LEDBURY couple John and Barbara Hooper will have pride of place at a book launch in Malvern College, where the work of war-time boffins will be celebrated.

Mr and Mrs Hooper, of Biddulph Way, both worked during the Second War World at the Telecommunication's Research Establishment (TRE) in Malvern, where John played a pioneer role, while still in his teens, in the development of ground-following radar.

Mrs Hooper used to trace the new design's of boffins onto linen, so that they could be printed off.

Mr Hooper, aged 92, modestly stresses how he and Barbara, also 92, were on the "lower rungs" at the establishment.

But both are acknowledged in a new book - SAS Shadow Raiders, by Damien Lewis, which will be officially launched at Malvern College on November 13, with Mrs and Mrs Hooper given front row seats.

The TRE was based at the college during the war, and Mr Hooper recalls being in touching distance of King George VI, when the monarch paid a visit.

Concerning work specifically carried out for the SAS, Mr Hooper said he was often not told about the purpose of his work.

He said: "It was a closed book in those days."

But he does remember the pot of glue and iron filings he used to create a miniature landscape, to test the bounce of radar waves off a landscape.

And this research became the basis of ground-following radar.

He said: "It was such a pain, glueing the iron filings on a landmass, and I was moaning, as I usually do! But in fact we both enjoyed our work, very much.

"A lot of the boffins came from university, and they were brilliant people and very nice, and also helpful people.

"They took their time to explain things to you."

Barbara said: "It was a very nice place to work."
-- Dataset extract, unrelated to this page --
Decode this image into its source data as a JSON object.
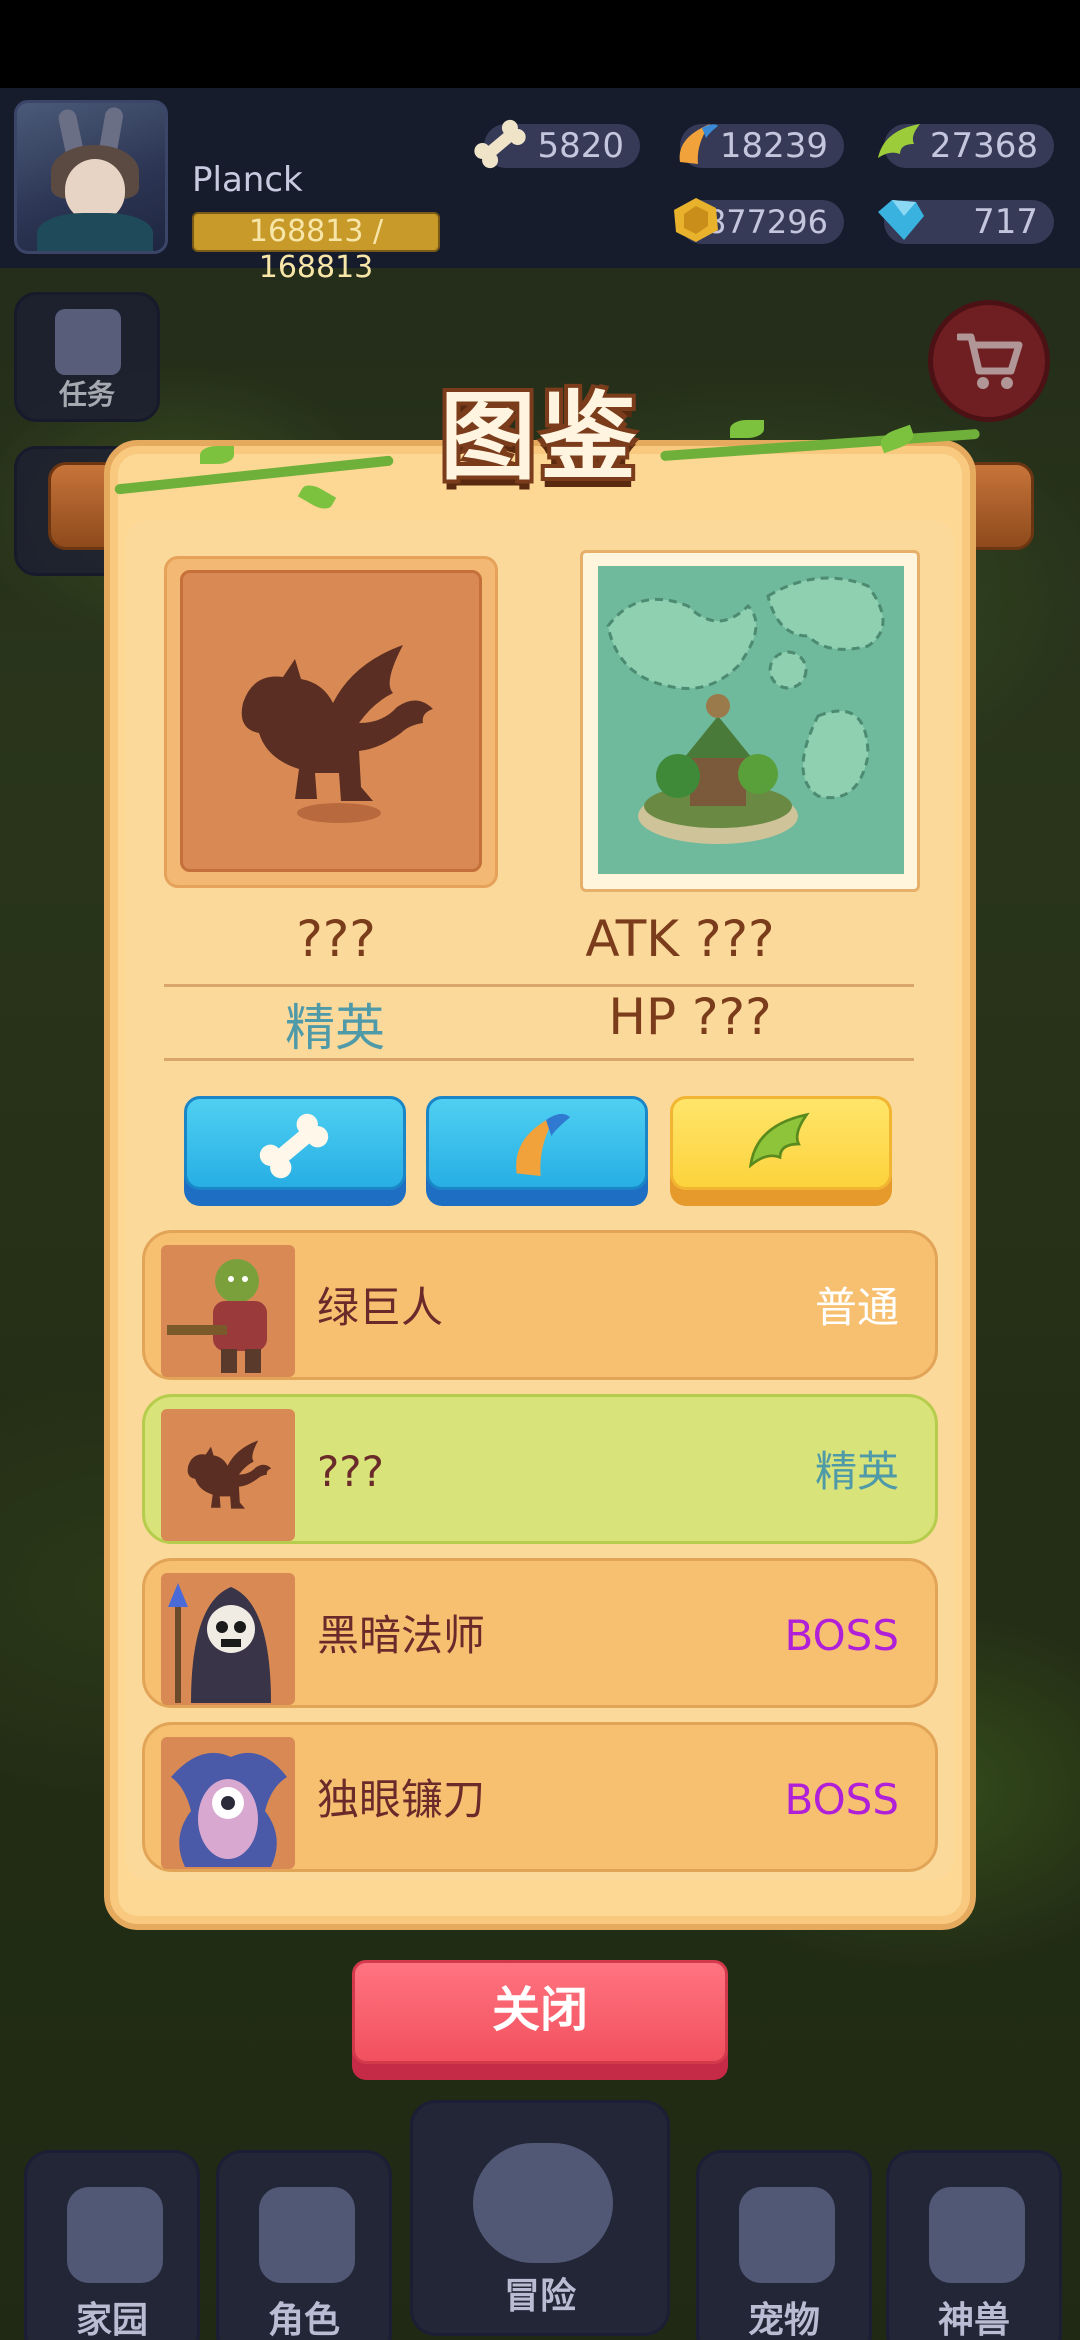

Mr Hooper, who went to the TRE straight from Ledbury Grammar School, recalls working there until 1949, and into the Cold War years.

One project, like something straight out of 'James Bond', was putting a radio in a Russian doll.

"Some of the boffins were weird!" he said.

This time of year, as Remembrance Sunday approaches, Mrs and Mrs Hooper's thoughts turn back to the war years and the times which are still so vivid in their memories.

Mr Hooper said: "I've bought my poppy."

The memories are likely to endure.

The Malvern Radar and Technology History Society has an archive in several rooms at QinetiQ, and the hope is that this archive will eventually form the basis of a new museum in Malvern.